They calculated that on average the gluten-free bread and bakery products were on average 267% more expensive. Additionally, the cereals were on average 205% more expensive (12).

Besides that, they found that the protein contents of gluten-free products were 2x lower across 57% of all food categories.

It would be interesting to see if these conclusions still hold up and if this is the same as in other countries. For now, this is one of the best sources of statistics.

If you are on a budget but still want to do a gluten-free diet you can also consider some of the other nutrient-dense food categories that are naturally gluten-free and cheaper.

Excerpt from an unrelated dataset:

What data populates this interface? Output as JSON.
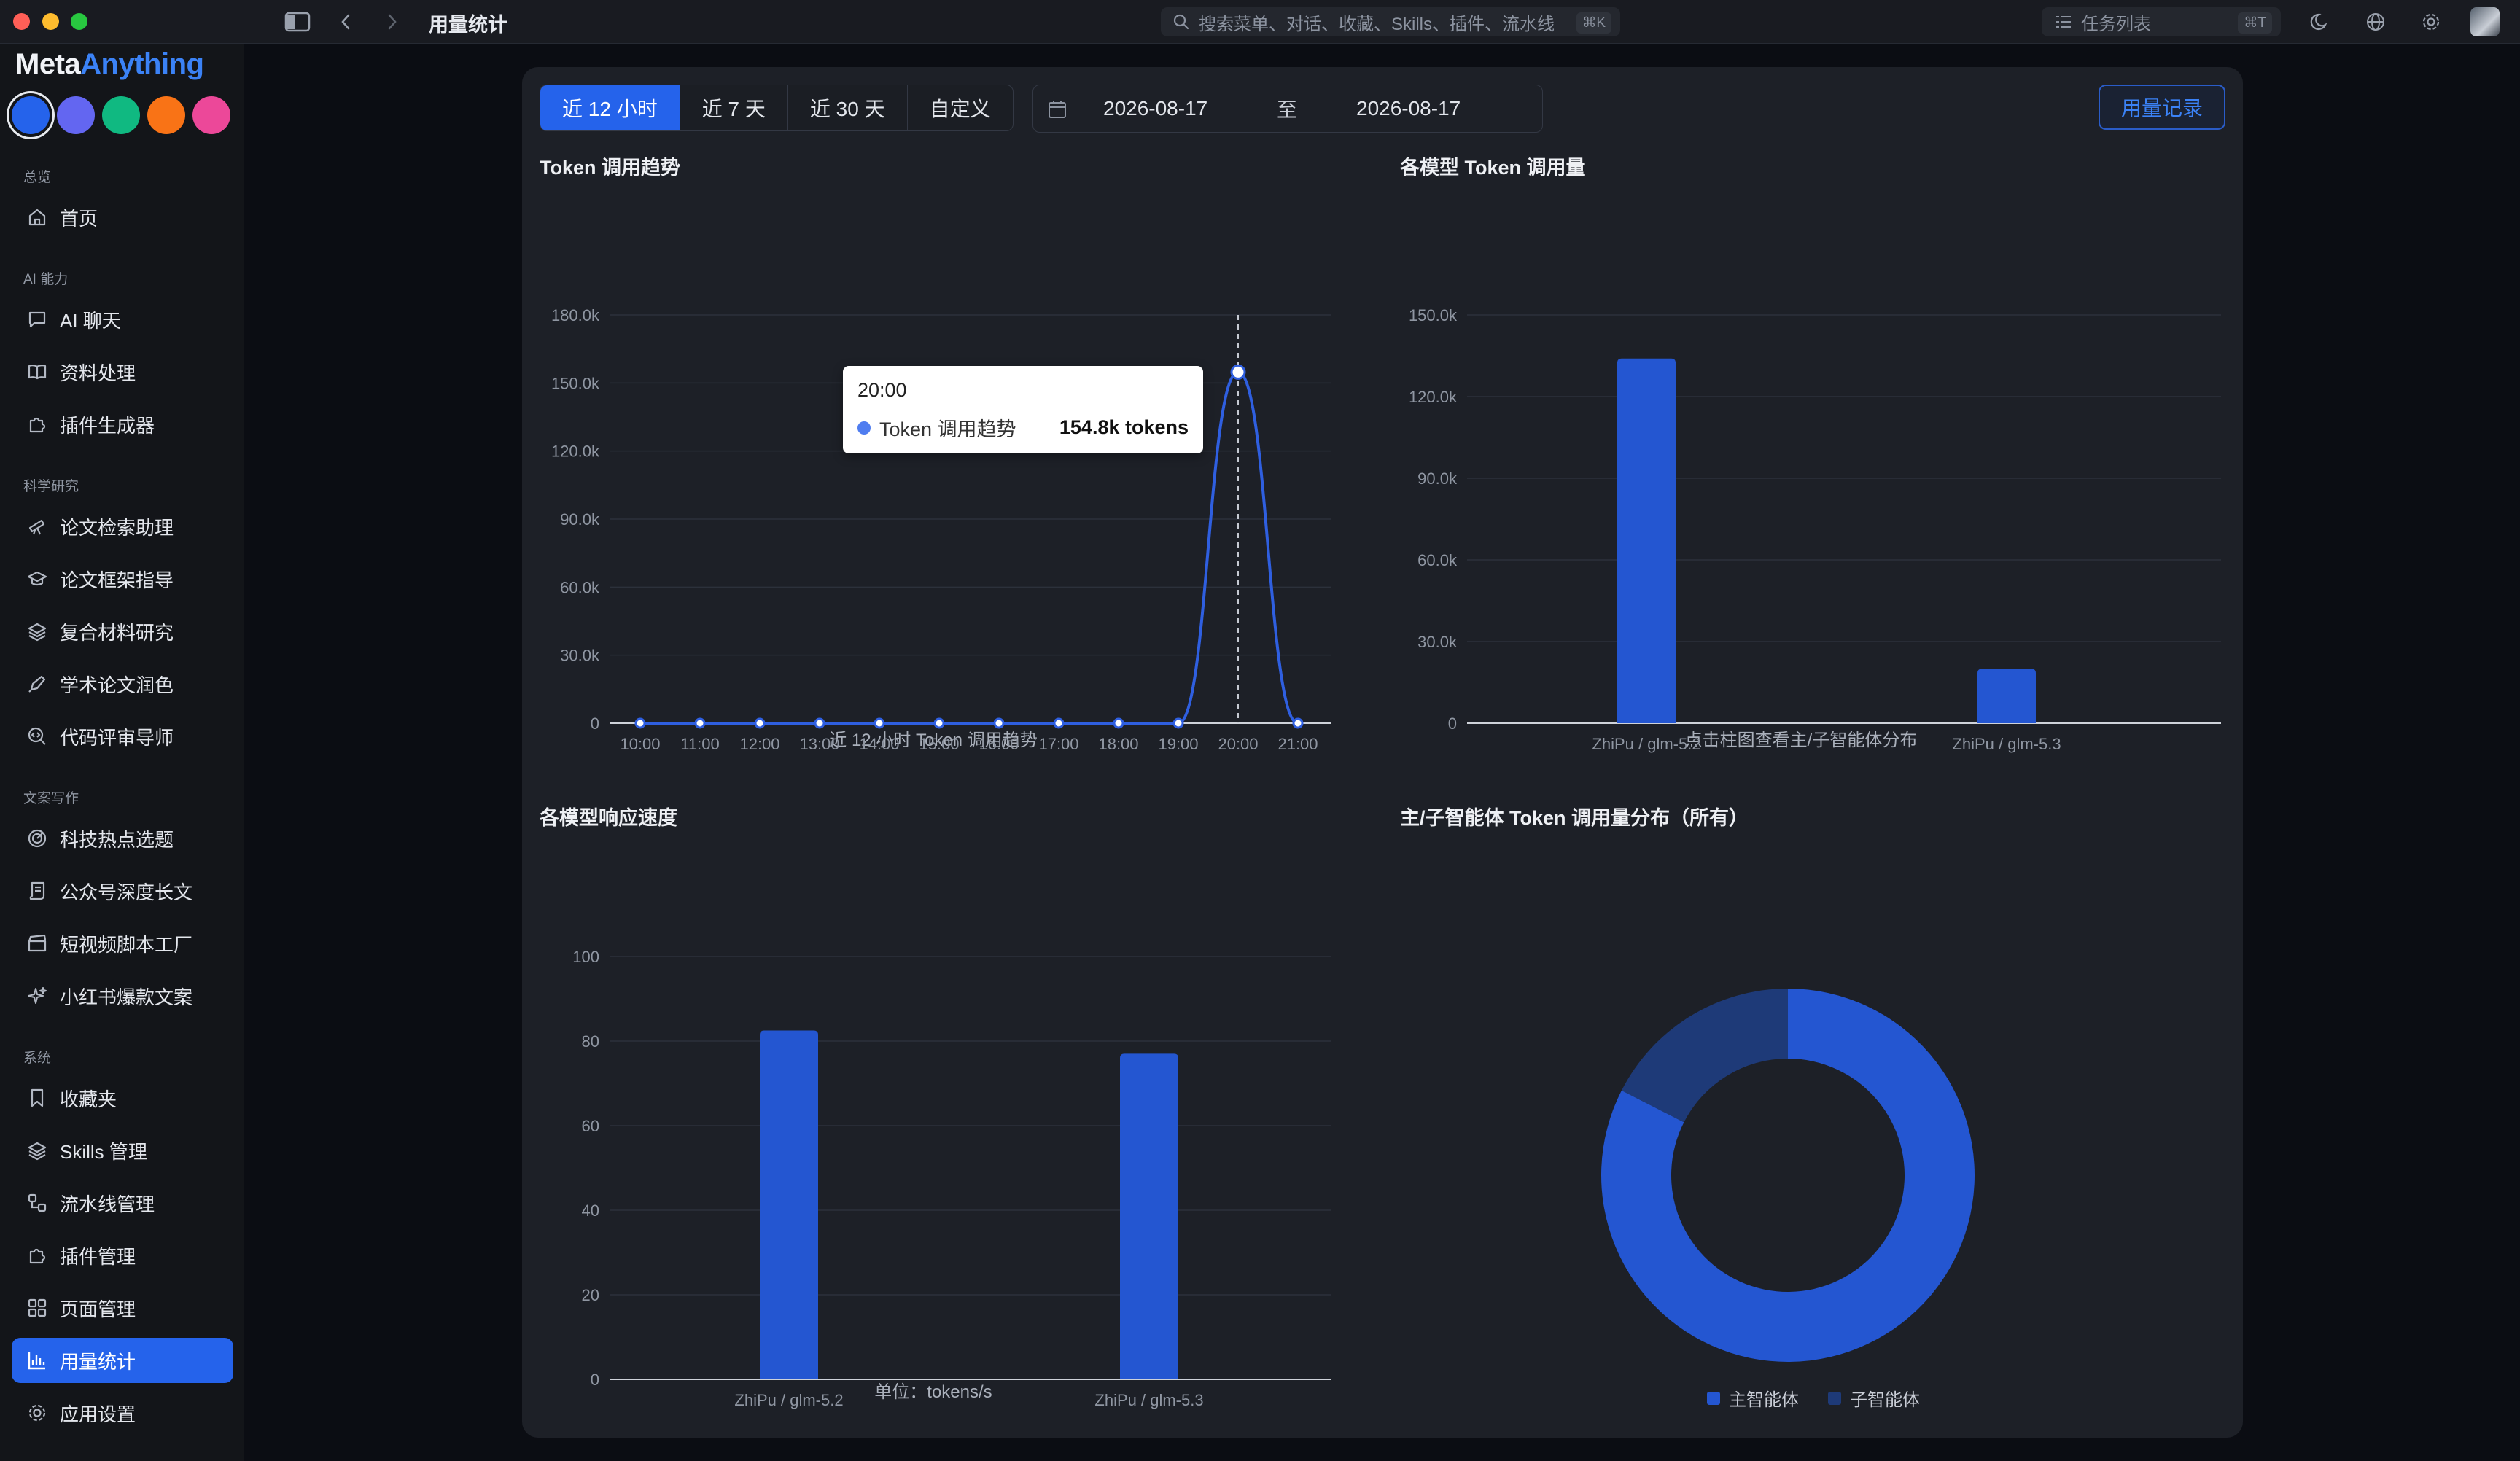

10. Day to celebrate gluten-free diet

While many people on the gluten-free diet will want to follow it for life, there is a day on which gluten-free diets get extra attention. January 13th is generally considered National Gluten-Free Day.

You can use this day to support your friends and family who eat gluten-free, try out some gluten-free recipes, or celebrate in any other way.

11. Restaurant labels are not always completely accurate

With the popularity of gluten-free diets, there are many restaurants that offer gluten-free options.

There are portable measurement devices to estimate how much gluten is in the food in front of you. Of course, these are not perfect but they do give you somewhat of an idea.

One publication gathered the data from users who agreed to share their measurements to estimate how well restaurants actually give gluten-free food when they label it like this.

In total, they used the data from 5,624 tests collected by 804 users. The measurement devices detected gluten in 32% of the gluten-free-labeled foods (13).

More specifically, 27.2% at breakfast and 34% at dinner. Additionally, “gluten-free” pizza (53.2%) and pasta (50.8%) were the most likely to test positive on the measurement devices.

While this publication is obviously not perfect, it does indicate that if it is really important that you don’t eat gluten, you want to pay extra attention when dining out.

12. Number of books about gluten

Another interesting statistic about the gluten-free diet is the number of books on the subject. To investigate this we went to one of the biggest bookstores in the world, the website Amazon.

This website offers an advanced search option where you can filter the search results among other things by release date.

We looked at how many book search results there were with the keyword “gluten” with a release date before a variety of years. A downside is that for big numbers the numbers get rounded down.

Additionally, there are inevitably many other reasons why this data is not perfect. Even so, it still offers an interesting look at how much the number of books about gluten has gone up.

There were only 336 book results with a publish date before 2000. This went up to 876 gluten book results with publish date before 2010.

After that, things start really taking off up to more than ten thousand gluten book results with a publish date before 2021.

Below you can find the results we found in a graph and a screenshot of where we got these numbers.

Number Of Book Search Results With The Keyword gluten On Amazon
Gluten book search results methodology
Photo of author


Matt Claes founded Weight Loss Made Practical to help people get in shape and stay there after losing 37 pounds and learning the best of the best about weight loss, health, and longevity for over 4 years. Over these years he has become an expert in nutrition, exercise, and other physical health aspects.